What I meant by the “wavefunciton is real and covers the entire universe” is not Everett’s many-world interpretation, where all particles are real and all measurements of all particles exist in some multiverse fashion. My interpretation is more like the following: suppose you have a system traditionally described as the following: a beam of particles moving in one direction, with an associated uncertainty, and you can make measurements of the locations of the particles. What is actually real is the beam or wavefunction or quantum field, which evolve deterministically according to the rules in quantum mechanics, the probabilistic nature of the measured “particles” are simply a result of the statistical measurements of the properties of the wavefunction/field. The important variables here which define the evolution of the wavefunciton/field are the quantum expectation values and the quantum variance for the wavefunction/field, which arise from some sigma-algebra associated with the wavefunction/field. The uncertainty in the quantum expectation and so forth arises from the fact that wavefunctions and quantum fields aren’t point particles, but extended objects, and so one cannot exactly measure the quantum expectation values and quantum variance of a wavefunction, just as one cannot exactly measure the centre of mass for a ball of putty in classical mechanics, it comes with an expected value and variance.
I mean, you absolutely can measure the center of mass of a ball of putty exactly in classical mechanics, if you’re modeling the putty with fluid mechanics. You can’t measure it if you’re modeling the putty with statistical mechanics, but that’s because statistical mechanics is probabilistic, not because extended objects are.
More generally, I think your perspective still lands you on something like Everett (if, again, one of the more modern versions of it). More modern commentators on Everett (Deutsch etc.) generally don’t think that the particle picture is correct. They think the universe has a wavefunction which evolves deterministically, and that any individual person experiences part of that wavefunction, with the whole wavefunction “existing” in some sense.
In particular, your perspective seems like it would give exactly the same “gee whiz” kinds of imagery that Everett does. Suppose someone has a radioactive atom, and makes a decision to buy a car based on whether it decays in a time equal to its half-life. Under your perspective, the wavefunction of the universe is real and evolves deterministically, so it certainly sounds like reality contains both outcomes: the person both buys and does not buy the car. That’s Everett.

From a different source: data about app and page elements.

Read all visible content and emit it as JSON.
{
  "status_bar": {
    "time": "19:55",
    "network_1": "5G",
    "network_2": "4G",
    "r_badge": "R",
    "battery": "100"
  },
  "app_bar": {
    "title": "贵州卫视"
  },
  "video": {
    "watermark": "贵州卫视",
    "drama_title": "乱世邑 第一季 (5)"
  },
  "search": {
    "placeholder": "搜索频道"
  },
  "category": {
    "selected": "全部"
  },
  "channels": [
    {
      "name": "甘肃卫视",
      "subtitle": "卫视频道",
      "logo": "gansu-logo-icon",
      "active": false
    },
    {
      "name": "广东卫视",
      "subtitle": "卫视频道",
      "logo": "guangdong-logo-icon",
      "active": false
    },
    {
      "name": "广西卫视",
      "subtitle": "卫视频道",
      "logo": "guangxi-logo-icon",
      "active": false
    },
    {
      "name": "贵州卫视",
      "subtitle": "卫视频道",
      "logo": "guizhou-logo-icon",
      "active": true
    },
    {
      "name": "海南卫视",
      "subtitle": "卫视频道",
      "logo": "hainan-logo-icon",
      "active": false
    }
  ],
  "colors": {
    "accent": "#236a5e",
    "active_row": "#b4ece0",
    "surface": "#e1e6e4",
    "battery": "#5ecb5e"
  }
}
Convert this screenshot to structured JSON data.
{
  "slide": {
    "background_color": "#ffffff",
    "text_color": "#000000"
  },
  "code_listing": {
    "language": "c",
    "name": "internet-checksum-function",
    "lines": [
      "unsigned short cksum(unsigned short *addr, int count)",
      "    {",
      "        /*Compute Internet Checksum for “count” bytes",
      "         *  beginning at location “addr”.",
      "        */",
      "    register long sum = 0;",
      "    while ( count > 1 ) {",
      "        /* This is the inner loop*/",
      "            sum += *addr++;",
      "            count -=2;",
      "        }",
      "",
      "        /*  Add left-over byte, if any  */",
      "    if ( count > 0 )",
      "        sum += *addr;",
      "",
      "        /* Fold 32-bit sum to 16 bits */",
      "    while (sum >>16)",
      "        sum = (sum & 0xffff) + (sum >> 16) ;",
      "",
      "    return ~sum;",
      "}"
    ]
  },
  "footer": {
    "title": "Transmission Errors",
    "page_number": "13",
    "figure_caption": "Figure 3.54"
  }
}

I should add that classical behaviour isn’t a result of wavefunctions/quantum fields “collapsing” into a pure classical state upon observation, it is the result of the thermodynamic limit of quantum statistical mechanics when N goes to infinity.